_Work to complete:_
From the listing below, copy out every line where the word "配置文件" appears.
┌─ Data extract
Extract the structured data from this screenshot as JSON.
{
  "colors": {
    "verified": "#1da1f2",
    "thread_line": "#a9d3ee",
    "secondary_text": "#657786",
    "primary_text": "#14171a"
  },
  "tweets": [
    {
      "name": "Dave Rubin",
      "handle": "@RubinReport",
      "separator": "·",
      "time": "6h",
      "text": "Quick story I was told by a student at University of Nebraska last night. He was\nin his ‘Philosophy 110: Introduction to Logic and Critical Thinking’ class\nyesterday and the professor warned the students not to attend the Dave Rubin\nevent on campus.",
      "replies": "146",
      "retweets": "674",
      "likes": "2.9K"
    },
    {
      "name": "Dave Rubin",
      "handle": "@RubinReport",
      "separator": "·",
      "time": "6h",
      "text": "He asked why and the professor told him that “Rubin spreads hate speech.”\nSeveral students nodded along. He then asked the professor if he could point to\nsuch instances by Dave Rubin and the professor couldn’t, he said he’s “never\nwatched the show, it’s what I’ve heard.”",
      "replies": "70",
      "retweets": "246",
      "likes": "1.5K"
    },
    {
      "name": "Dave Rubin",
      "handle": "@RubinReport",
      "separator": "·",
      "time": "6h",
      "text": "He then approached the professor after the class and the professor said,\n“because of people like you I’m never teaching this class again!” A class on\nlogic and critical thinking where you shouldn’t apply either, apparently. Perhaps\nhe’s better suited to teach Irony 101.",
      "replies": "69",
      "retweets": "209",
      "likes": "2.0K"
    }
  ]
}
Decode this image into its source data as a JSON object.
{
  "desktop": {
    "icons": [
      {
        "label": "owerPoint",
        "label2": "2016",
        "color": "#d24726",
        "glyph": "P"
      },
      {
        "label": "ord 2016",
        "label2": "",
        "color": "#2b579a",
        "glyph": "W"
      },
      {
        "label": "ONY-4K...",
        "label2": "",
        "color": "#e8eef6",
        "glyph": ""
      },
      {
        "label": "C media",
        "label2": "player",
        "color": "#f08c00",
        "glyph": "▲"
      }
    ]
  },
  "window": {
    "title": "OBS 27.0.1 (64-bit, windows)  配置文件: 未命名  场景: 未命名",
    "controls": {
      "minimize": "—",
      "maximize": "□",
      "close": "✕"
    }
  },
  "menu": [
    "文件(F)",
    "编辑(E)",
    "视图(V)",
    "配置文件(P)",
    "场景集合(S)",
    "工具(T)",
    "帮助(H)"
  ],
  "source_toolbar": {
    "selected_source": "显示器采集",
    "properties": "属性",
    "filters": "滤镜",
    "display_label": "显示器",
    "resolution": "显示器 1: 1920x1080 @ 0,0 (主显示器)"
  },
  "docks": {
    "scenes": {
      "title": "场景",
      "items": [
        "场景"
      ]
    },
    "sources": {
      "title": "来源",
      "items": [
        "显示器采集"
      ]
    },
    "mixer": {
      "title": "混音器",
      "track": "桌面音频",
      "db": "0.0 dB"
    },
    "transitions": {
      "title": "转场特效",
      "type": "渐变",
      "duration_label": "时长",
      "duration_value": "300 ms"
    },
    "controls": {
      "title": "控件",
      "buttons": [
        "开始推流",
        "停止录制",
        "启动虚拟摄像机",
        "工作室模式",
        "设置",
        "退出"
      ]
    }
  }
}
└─
_Response to the task:_
    "title": "OBS 27.0.1 (64-bit, windows)  配置文件: 未命名  场景: 未命名",
    "配置文件(P)",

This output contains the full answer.